▸ Your task
Among the lines below, copy each one in which "summary" appears.

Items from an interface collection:
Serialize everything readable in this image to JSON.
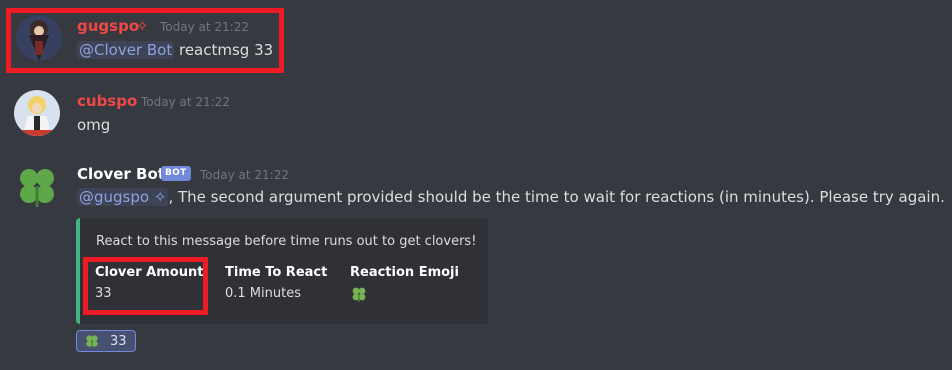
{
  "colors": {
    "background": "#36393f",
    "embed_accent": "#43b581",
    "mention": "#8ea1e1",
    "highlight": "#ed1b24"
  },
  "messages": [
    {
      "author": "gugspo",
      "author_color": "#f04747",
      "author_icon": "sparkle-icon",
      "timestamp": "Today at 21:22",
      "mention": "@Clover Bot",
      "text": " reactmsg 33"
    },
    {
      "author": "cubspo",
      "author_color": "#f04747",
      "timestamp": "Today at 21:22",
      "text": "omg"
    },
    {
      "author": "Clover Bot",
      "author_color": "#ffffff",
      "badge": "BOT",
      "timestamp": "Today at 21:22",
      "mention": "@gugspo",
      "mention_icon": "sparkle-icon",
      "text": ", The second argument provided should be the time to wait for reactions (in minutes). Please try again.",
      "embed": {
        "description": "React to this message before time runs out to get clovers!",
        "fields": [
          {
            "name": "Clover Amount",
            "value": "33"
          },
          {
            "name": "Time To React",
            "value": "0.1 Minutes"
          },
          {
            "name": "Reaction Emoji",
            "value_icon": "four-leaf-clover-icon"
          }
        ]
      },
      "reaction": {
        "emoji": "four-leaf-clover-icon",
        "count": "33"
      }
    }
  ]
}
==
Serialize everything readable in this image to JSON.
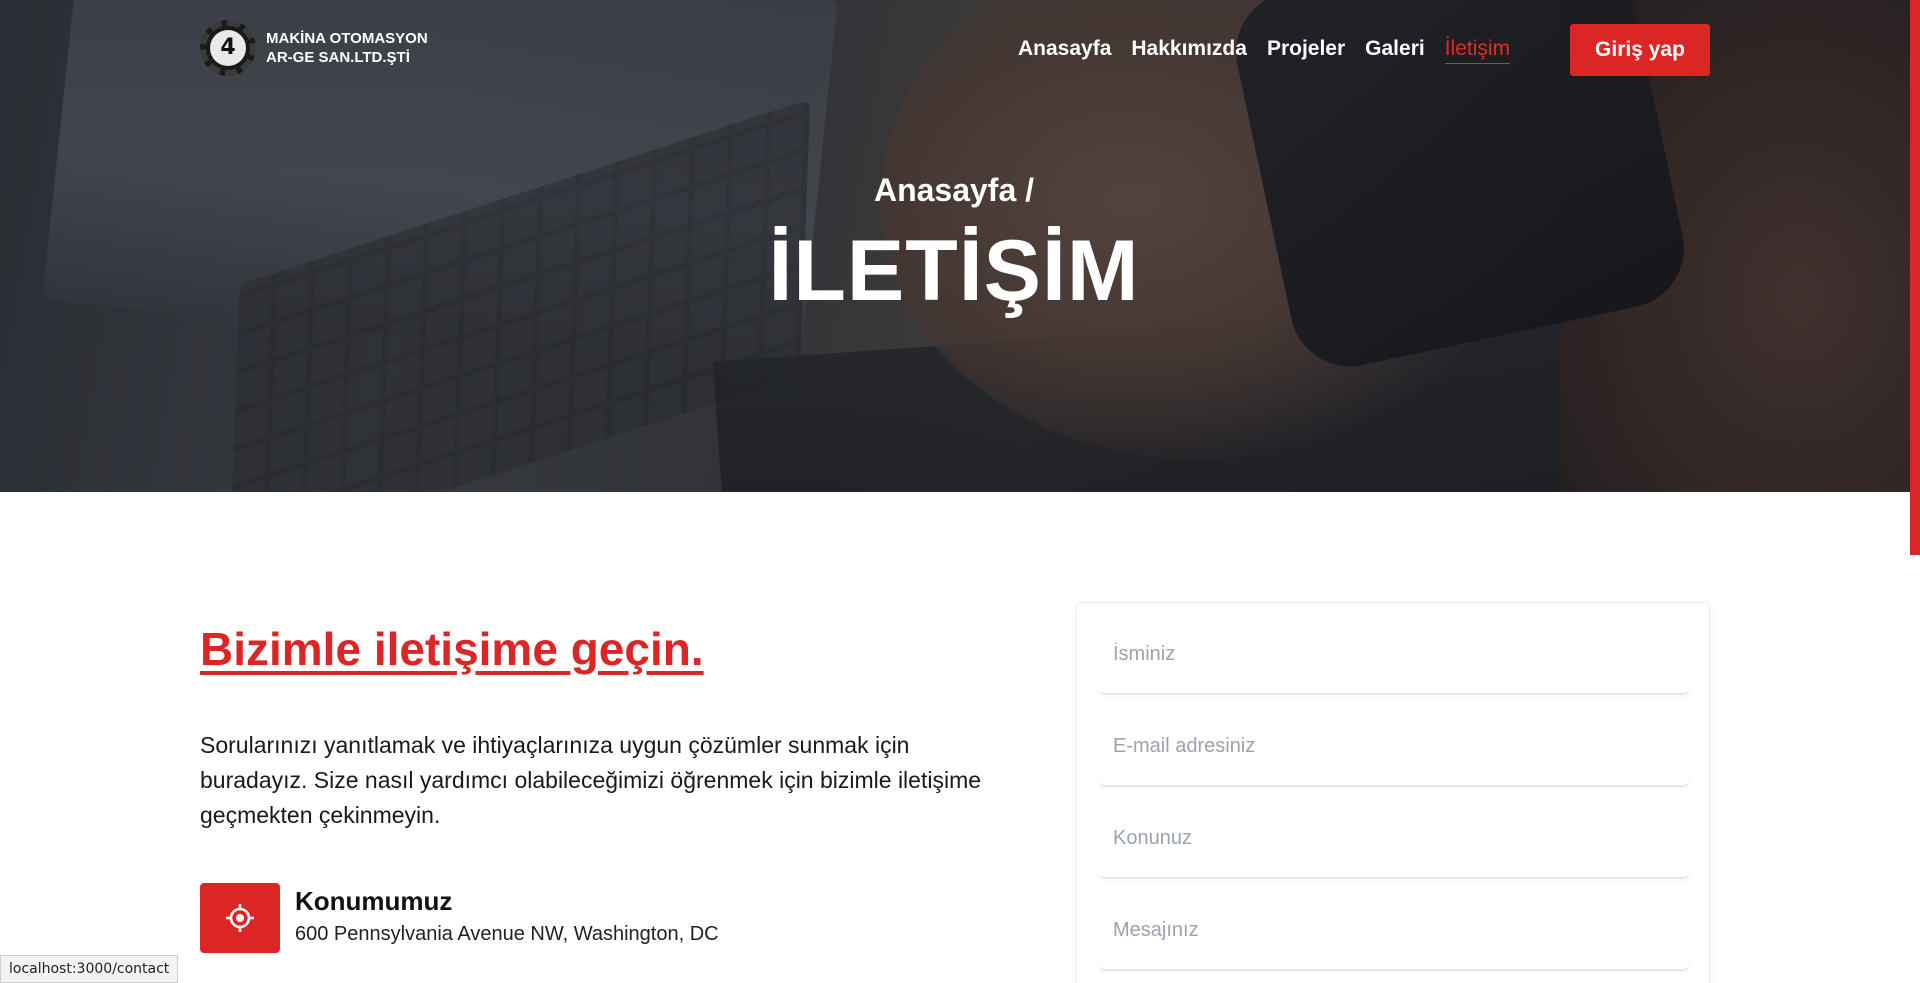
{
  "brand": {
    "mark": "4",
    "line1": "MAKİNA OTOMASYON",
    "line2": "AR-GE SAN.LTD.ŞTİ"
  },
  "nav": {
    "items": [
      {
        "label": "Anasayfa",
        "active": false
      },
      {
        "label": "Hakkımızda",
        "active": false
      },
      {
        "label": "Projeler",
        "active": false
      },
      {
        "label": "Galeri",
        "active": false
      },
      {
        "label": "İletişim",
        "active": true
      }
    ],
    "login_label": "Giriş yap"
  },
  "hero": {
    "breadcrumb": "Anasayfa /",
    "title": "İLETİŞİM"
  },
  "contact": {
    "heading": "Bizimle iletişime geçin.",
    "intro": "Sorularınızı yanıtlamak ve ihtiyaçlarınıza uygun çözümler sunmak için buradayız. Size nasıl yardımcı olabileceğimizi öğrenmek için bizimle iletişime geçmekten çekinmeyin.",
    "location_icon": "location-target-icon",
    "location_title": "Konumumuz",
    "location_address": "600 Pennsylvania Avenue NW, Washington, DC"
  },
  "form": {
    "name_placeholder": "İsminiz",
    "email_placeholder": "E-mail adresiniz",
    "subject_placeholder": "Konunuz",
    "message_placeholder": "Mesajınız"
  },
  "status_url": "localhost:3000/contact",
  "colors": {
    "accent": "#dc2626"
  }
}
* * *
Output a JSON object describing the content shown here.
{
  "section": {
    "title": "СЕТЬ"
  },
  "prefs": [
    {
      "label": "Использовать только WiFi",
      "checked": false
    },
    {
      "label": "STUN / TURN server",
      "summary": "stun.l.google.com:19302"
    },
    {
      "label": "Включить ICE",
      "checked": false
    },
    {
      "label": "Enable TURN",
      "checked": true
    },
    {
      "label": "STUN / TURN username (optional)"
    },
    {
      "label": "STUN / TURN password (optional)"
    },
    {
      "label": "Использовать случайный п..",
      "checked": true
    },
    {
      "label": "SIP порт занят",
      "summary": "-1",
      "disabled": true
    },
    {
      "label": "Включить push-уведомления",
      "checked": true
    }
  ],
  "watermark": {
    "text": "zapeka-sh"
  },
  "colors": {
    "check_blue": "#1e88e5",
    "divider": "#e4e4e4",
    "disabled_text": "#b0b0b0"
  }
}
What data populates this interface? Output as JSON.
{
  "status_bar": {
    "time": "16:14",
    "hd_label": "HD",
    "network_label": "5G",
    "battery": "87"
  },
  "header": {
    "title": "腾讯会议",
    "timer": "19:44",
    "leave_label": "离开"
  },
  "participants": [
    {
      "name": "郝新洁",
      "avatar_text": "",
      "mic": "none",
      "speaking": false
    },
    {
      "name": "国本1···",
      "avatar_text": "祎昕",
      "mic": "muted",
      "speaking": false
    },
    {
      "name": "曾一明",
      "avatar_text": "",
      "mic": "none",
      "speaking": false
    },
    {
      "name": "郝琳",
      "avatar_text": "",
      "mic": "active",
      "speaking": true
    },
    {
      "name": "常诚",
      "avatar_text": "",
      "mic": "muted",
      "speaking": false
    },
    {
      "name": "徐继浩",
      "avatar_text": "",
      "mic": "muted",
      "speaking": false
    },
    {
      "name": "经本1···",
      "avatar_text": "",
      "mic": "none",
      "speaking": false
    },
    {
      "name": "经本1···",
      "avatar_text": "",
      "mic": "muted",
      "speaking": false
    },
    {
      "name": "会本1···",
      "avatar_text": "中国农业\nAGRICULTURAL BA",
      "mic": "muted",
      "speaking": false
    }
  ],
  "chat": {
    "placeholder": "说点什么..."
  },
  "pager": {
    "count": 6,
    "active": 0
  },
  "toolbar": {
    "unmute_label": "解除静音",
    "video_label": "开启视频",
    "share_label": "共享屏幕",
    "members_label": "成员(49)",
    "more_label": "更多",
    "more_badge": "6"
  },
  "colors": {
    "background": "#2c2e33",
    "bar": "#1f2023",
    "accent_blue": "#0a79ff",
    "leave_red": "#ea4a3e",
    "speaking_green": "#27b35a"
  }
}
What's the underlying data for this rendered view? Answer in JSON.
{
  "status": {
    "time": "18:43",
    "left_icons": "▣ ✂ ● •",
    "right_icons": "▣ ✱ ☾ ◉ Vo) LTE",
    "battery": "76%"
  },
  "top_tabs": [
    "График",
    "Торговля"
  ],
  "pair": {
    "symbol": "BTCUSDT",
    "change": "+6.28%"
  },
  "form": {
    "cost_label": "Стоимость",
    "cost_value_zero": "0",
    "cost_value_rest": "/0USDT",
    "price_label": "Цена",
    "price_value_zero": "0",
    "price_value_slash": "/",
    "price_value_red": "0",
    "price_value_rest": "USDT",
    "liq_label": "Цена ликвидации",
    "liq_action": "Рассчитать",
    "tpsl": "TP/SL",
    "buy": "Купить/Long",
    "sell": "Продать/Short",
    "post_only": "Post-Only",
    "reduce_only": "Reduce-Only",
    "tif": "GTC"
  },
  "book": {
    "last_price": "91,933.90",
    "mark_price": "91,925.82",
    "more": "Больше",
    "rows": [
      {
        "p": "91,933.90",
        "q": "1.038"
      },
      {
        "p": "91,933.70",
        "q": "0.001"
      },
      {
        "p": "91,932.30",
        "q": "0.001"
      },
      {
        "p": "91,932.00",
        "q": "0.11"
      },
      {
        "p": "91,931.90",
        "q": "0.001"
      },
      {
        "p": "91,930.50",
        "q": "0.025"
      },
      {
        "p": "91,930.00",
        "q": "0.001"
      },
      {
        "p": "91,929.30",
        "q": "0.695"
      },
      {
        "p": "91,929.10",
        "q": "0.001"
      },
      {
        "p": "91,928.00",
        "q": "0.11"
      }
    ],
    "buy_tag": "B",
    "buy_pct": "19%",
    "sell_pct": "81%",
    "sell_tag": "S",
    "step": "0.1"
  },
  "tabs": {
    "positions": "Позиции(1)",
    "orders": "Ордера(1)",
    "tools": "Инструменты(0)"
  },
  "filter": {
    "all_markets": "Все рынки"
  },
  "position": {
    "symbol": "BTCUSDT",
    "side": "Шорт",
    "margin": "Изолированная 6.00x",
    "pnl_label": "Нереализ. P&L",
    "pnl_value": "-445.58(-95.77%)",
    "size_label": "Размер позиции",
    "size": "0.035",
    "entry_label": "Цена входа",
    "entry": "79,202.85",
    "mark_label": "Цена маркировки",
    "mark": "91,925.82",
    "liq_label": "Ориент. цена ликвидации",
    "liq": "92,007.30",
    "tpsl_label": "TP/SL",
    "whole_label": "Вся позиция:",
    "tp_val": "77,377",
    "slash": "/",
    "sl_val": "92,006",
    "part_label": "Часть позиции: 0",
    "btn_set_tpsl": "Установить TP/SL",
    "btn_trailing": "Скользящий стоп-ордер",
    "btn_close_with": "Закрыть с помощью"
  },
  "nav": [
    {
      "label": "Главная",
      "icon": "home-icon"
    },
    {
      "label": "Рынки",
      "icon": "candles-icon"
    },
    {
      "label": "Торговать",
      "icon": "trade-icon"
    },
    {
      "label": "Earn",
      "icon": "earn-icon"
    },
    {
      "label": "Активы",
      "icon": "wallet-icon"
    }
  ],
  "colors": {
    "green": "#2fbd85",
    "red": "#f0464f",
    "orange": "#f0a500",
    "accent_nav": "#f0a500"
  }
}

▸ Problem solution
      "summary": "stun.l.google.com:19302"
      "summary": "-1",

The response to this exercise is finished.